For me, the most positive surprise in all this has been the courage with which many European editors—some of whom I’d considered dhimmis—have reprinted the cartoons in a show of support for free speech. Most impressive of all, Le Monde, widely viewed as French dhimmi central, ran its own witty drawing. For this American, the most disgraceful development has been a statement by the U.S. State Department suggesting that the U.S. stands alongside Islamist agitators and against Denmark—perhaps our most loyal ally in the struggle against Islamist terror. “After this act of betrayal,” Danish journalist Lars Hedegaard e-mailed me, “one might well ask why we should keep our troops in Iraq and increase our presence in Afghanistan.” (Later, in an interview with Jyllands-Posten, Assistant Secretary of State Daniel Fried said that the U.S.’s posture was one of “unconditional solidarity” with Denmark.
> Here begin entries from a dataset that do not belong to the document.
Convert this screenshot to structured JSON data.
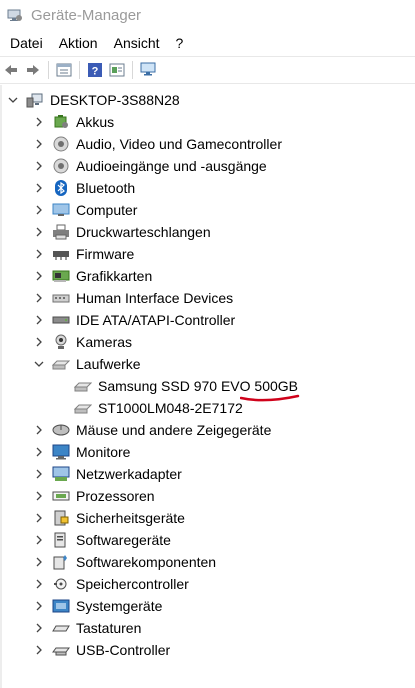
{
  "window": {
    "title": "Geräte-Manager"
  },
  "menu": [
    "Datei",
    "Aktion",
    "Ansicht",
    "?"
  ],
  "toolbar": {
    "buttons": [
      "back-icon",
      "forward-icon",
      "properties-icon",
      "help-icon",
      "update-driver-icon",
      "scan-hardware-icon"
    ]
  },
  "tree": {
    "root": "DESKTOP-3S88N28",
    "categories": [
      {
        "label": "Akkus",
        "expanded": false
      },
      {
        "label": "Audio, Video und Gamecontroller",
        "expanded": false
      },
      {
        "label": "Audioeingänge und -ausgänge",
        "expanded": false
      },
      {
        "label": "Bluetooth",
        "expanded": false
      },
      {
        "label": "Computer",
        "expanded": false
      },
      {
        "label": "Druckwarteschlangen",
        "expanded": false
      },
      {
        "label": "Firmware",
        "expanded": false
      },
      {
        "label": "Grafikkarten",
        "expanded": false
      },
      {
        "label": "Human Interface Devices",
        "expanded": false
      },
      {
        "label": "IDE ATA/ATAPI-Controller",
        "expanded": false
      },
      {
        "label": "Kameras",
        "expanded": false
      },
      {
        "label": "Laufwerke",
        "expanded": true,
        "children": [
          "Samsung SSD 970 EVO 500GB",
          "ST1000LM048-2E7172"
        ]
      },
      {
        "label": "Mäuse und andere Zeigegeräte",
        "expanded": false
      },
      {
        "label": "Monitore",
        "expanded": false
      },
      {
        "label": "Netzwerkadapter",
        "expanded": false
      },
      {
        "label": "Prozessoren",
        "expanded": false
      },
      {
        "label": "Sicherheitsgeräte",
        "expanded": false
      },
      {
        "label": "Softwaregeräte",
        "expanded": false
      },
      {
        "label": "Softwarekomponenten",
        "expanded": false
      },
      {
        "label": "Speichercontroller",
        "expanded": false
      },
      {
        "label": "Systemgeräte",
        "expanded": false
      },
      {
        "label": "Tastaturen",
        "expanded": false
      },
      {
        "label": "USB-Controller",
        "expanded": false
      }
    ]
  },
  "annotation": {
    "color": "#d0021b"
  }
}
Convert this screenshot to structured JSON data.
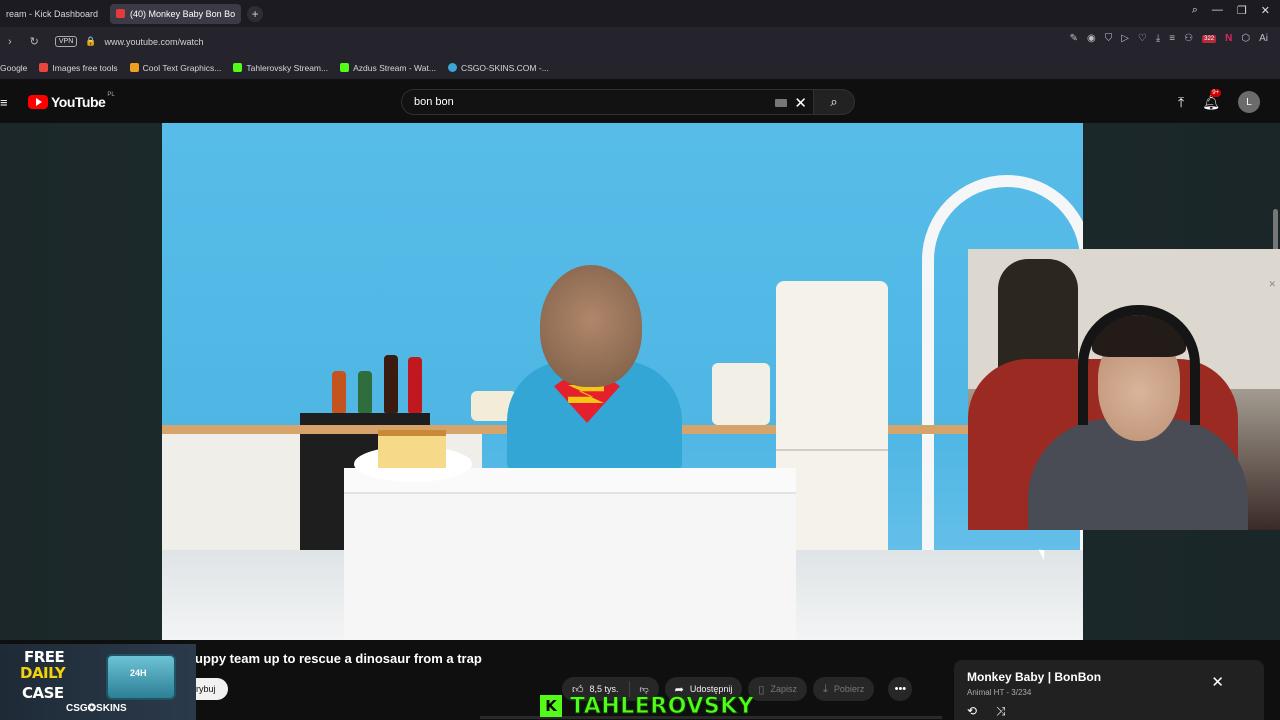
{
  "browser": {
    "tabs": [
      {
        "label": "ream - Kick Dashboard",
        "active": false
      },
      {
        "label": "(40) Monkey Baby Bon Bo",
        "active": true
      }
    ],
    "new_tab": "+",
    "url": "www.youtube.com/watch",
    "vpn_label": "VPN",
    "extension_badge": "322",
    "ai_label": "Ai",
    "bookmarks": [
      {
        "label": "Google",
        "color": "#4285f4"
      },
      {
        "label": "Images free tools",
        "color": "#e8453c"
      },
      {
        "label": "Cool Text Graphics...",
        "color": "#f0a020"
      },
      {
        "label": "Tahlerovsky Stream...",
        "color": "#53fc18"
      },
      {
        "label": "Azdus Stream - Wat...",
        "color": "#53fc18"
      },
      {
        "label": "CSGO-SKINS.COM -...",
        "color": "#3aa7d8"
      }
    ]
  },
  "youtube": {
    "logo_text": "YouTube",
    "region": "PL",
    "search_value": "bon bon",
    "notifications_badge": "9+",
    "avatar_letter": "L",
    "video_title": "uppy team up to rescue a dinosaur from a trap",
    "subscribe_partial": "rybuj",
    "actions": {
      "likes": "8,5 tys.",
      "share": "Udostępnij",
      "save": "Zapisz",
      "download": "Pobierz"
    },
    "miniplayer": {
      "title": "Monkey Baby | BonBon",
      "subtitle": "Animal HT - 3/234"
    }
  },
  "overlays": {
    "promo": {
      "line1": "FREE",
      "line2": "DAILY",
      "line3": "CASE",
      "chest_label": "24H",
      "brand": "CSG✪SKINS"
    },
    "streamer": {
      "k": "K",
      "name": "TAHLEROVSKY"
    }
  },
  "colors": {
    "accent_red": "#ff0000",
    "kick_green": "#53fc18"
  }
}
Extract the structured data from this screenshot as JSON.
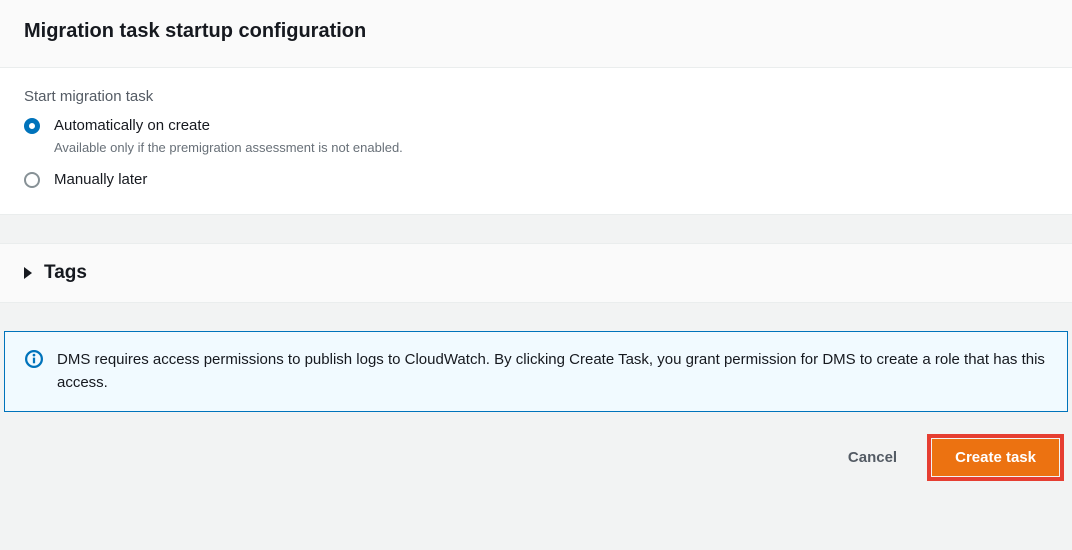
{
  "header": {
    "title": "Migration task startup configuration"
  },
  "form": {
    "label": "Start migration task",
    "options": [
      {
        "label": "Automatically on create",
        "description": "Available only if the premigration assessment is not enabled.",
        "selected": true
      },
      {
        "label": "Manually later",
        "description": "",
        "selected": false
      }
    ]
  },
  "tags": {
    "label": "Tags"
  },
  "alert": {
    "text": "DMS requires access permissions to publish logs to CloudWatch. By clicking Create Task, you grant permission for DMS to create a role that has this access."
  },
  "actions": {
    "cancel": "Cancel",
    "create": "Create task"
  }
}
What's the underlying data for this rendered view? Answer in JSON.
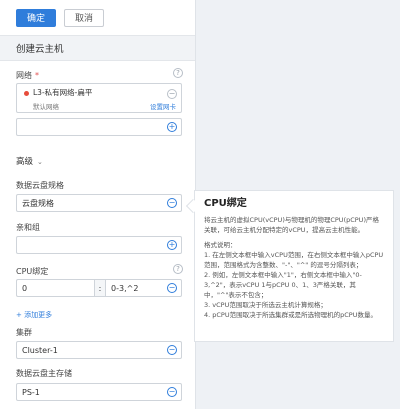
{
  "toolbar": {
    "confirm_label": "确定",
    "cancel_label": "取消"
  },
  "section": {
    "title": "创建云主机"
  },
  "network": {
    "label": "网络",
    "required_mark": "*",
    "help_icon": "?",
    "selected_name": "L3-私有网络-扁平",
    "default_text": "默认网络",
    "set_nic_label": "设置网卡",
    "remove_icon": "−",
    "add_icon": "+"
  },
  "advanced": {
    "label": "高级",
    "chevron": "⌄"
  },
  "data_disk_offering": {
    "label": "数据云盘规格",
    "value": "云盘规格",
    "remove_icon": "−"
  },
  "affinity_group": {
    "label": "亲和组",
    "value": "",
    "add_icon": "+"
  },
  "cpu_pinning": {
    "label": "CPU绑定",
    "help_icon": "?",
    "vcpu_value": "0",
    "separator": ":",
    "pcpu_value": "0-3,^2",
    "remove_icon": "−",
    "add_more_label": "+ 添加更多"
  },
  "cluster": {
    "label": "集群",
    "value": "Cluster-1",
    "remove_icon": "−"
  },
  "data_disk_storage": {
    "label": "数据云盘主存储",
    "value": "PS-1",
    "remove_icon": "−"
  },
  "tooltip": {
    "title": "CPU绑定",
    "intro": "将云主机的虚拟CPU(vCPU)与物理机的物理CPU(pCPU)严格关联，可给云主机分配特定的vCPU，提高云主机性能。",
    "format_heading": "格式说明：",
    "line1": "1. 在左侧文本框中输入vCPU范围，在右侧文本框中输入pCPU范围，范围格式为含整数、\"-\"、\"^\" 的逗号分隔列表；",
    "line2": "2. 例如，左侧文本框中输入\"1\"，右侧文本框中输入\"0-3,^2\"，表示vCPU 1与pCPU 0、1、3严格关联，其中，\"^\"表示不包含；",
    "line3": "3. vCPU范围取决于所选云主机计算规格；",
    "line4": "4. pCPU范围取决于所选集群或是所选物理机的pCPU数量。"
  },
  "colors": {
    "accent": "#2f7ddb",
    "required": "#e25151",
    "network_dot": "#e74c3c"
  }
}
Let’s hope so.)
As for Juste, the editor of Jyllands-Posten, he said the other day that European integration “is perhaps an impossible project. This affair shows that there is a gulf between Western man and the Muslim world that is greater than the Grand Canyon.” As the unrest has grown exponentially by the day, this truth has become increasingly hard to deny.
Bruce Bawer's While Europe Slept: How Radical Islam Is Destroying the West from Within will be available from Doubleday in February.